▸ Component data from apps and pages:
######

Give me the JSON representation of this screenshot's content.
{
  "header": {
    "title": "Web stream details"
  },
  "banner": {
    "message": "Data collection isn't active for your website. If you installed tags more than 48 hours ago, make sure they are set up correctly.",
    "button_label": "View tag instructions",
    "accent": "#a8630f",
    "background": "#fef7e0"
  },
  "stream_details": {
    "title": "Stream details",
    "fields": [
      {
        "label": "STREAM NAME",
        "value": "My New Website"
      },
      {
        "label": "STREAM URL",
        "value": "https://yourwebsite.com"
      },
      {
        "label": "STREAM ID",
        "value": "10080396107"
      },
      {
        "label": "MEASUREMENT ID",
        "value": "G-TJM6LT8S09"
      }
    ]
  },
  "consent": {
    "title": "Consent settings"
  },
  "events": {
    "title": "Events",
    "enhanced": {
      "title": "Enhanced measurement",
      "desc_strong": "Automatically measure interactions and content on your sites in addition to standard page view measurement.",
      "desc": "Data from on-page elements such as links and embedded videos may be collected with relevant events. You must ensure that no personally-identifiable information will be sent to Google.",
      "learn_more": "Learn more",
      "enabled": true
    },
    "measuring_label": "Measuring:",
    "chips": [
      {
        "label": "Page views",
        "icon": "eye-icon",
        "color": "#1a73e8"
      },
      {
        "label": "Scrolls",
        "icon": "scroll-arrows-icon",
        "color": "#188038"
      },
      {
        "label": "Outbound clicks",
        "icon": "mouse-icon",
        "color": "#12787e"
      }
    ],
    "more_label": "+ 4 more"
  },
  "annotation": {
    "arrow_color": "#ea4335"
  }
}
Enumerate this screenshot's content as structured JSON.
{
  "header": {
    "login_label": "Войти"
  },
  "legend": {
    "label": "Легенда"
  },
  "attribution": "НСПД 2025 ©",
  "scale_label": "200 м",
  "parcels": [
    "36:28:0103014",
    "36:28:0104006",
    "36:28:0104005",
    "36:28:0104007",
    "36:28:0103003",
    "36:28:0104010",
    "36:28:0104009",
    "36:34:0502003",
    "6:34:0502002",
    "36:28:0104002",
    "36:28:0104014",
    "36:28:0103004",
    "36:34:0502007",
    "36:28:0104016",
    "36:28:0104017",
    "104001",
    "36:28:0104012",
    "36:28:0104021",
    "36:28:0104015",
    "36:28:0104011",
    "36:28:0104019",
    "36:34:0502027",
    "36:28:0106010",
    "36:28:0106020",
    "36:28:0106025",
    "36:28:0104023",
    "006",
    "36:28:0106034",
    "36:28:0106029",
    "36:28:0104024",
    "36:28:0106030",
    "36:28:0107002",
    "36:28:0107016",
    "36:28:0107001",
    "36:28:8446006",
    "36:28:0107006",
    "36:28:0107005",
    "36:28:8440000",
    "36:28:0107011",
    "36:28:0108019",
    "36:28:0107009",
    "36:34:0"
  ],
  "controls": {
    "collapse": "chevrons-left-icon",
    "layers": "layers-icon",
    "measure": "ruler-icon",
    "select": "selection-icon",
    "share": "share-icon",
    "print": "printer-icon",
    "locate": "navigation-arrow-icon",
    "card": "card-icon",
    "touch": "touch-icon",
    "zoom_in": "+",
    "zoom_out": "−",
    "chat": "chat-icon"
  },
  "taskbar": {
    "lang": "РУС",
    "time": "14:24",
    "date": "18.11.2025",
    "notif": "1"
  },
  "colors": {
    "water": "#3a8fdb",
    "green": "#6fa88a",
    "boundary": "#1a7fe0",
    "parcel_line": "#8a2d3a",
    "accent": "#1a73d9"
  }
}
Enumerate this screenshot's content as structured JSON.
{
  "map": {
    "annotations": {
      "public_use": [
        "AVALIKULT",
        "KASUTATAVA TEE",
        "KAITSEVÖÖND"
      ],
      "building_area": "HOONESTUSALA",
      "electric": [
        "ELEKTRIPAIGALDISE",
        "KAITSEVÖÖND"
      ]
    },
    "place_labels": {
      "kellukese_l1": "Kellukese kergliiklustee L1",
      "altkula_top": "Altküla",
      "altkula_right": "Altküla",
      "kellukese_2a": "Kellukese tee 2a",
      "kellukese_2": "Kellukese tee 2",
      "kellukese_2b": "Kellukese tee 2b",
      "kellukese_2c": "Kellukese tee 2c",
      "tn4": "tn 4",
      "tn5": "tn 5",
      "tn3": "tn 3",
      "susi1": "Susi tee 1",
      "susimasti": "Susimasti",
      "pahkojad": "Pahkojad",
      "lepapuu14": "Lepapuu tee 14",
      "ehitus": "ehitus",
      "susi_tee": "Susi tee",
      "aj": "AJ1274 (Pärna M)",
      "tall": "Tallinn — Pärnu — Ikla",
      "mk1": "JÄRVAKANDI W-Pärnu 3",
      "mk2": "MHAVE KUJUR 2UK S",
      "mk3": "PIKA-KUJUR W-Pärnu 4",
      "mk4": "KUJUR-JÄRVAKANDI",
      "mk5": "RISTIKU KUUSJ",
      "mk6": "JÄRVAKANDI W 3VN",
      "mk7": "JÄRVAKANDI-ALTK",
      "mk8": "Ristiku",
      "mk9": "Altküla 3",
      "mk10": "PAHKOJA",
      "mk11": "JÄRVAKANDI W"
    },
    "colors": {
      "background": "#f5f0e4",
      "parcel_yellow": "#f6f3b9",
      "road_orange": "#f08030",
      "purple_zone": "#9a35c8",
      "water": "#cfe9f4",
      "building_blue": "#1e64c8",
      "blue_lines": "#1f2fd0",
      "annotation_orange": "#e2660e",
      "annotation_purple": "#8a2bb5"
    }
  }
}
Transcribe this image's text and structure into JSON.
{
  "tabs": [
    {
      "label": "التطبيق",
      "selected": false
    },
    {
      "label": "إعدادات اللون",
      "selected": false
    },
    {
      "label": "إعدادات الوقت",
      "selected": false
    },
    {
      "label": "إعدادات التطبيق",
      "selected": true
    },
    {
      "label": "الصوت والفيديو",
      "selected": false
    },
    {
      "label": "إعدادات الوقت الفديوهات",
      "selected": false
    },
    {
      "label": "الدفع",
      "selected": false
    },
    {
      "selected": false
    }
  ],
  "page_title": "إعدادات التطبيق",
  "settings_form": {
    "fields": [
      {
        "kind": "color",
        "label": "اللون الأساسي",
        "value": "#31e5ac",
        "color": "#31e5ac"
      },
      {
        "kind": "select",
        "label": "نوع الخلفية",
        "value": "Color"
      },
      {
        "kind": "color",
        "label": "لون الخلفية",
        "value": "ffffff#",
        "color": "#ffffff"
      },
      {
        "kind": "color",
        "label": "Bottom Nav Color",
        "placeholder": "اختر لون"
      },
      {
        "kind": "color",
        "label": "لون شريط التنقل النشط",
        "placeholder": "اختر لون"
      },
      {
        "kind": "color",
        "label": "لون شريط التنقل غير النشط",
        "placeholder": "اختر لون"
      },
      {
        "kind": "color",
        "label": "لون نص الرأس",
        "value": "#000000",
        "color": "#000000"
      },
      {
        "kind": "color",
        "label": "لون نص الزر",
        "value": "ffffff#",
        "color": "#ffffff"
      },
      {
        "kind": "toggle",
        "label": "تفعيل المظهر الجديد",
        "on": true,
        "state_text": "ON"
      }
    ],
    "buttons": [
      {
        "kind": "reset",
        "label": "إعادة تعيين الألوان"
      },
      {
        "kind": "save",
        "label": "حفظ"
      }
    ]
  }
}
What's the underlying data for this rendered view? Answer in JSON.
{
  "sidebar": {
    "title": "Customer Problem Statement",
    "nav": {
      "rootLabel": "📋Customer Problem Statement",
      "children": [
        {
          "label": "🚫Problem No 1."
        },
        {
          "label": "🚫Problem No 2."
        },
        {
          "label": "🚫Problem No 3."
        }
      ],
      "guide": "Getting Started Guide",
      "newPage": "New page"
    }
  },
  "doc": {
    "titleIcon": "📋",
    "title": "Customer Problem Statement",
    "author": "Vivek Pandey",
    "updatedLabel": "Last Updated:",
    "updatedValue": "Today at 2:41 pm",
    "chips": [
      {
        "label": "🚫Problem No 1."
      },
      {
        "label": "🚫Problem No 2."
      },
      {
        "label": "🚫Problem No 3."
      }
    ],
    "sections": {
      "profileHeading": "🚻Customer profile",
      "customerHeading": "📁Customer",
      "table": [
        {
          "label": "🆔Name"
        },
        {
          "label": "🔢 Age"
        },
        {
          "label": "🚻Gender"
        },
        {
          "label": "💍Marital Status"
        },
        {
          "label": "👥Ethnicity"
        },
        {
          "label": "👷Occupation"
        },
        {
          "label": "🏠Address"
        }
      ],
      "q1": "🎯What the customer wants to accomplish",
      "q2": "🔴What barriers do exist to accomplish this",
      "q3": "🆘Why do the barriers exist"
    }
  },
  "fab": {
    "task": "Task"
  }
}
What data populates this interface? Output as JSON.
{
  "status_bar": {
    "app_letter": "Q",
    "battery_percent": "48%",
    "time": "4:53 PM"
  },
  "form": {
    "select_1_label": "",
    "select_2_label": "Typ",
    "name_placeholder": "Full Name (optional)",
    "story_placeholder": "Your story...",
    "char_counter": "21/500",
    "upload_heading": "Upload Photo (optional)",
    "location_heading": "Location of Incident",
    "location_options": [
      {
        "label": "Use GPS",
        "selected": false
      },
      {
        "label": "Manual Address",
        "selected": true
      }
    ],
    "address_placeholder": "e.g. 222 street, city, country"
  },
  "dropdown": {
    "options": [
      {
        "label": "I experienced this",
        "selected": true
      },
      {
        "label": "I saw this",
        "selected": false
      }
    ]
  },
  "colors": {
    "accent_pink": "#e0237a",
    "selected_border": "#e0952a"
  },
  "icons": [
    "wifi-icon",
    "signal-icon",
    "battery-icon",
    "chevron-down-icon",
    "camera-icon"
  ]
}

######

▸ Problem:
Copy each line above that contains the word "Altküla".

▸ Solution to the exercise:
      "altkula_top": "Altküla",
      "altkula_right": "Altküla",
      "mk9": "Altküla 3",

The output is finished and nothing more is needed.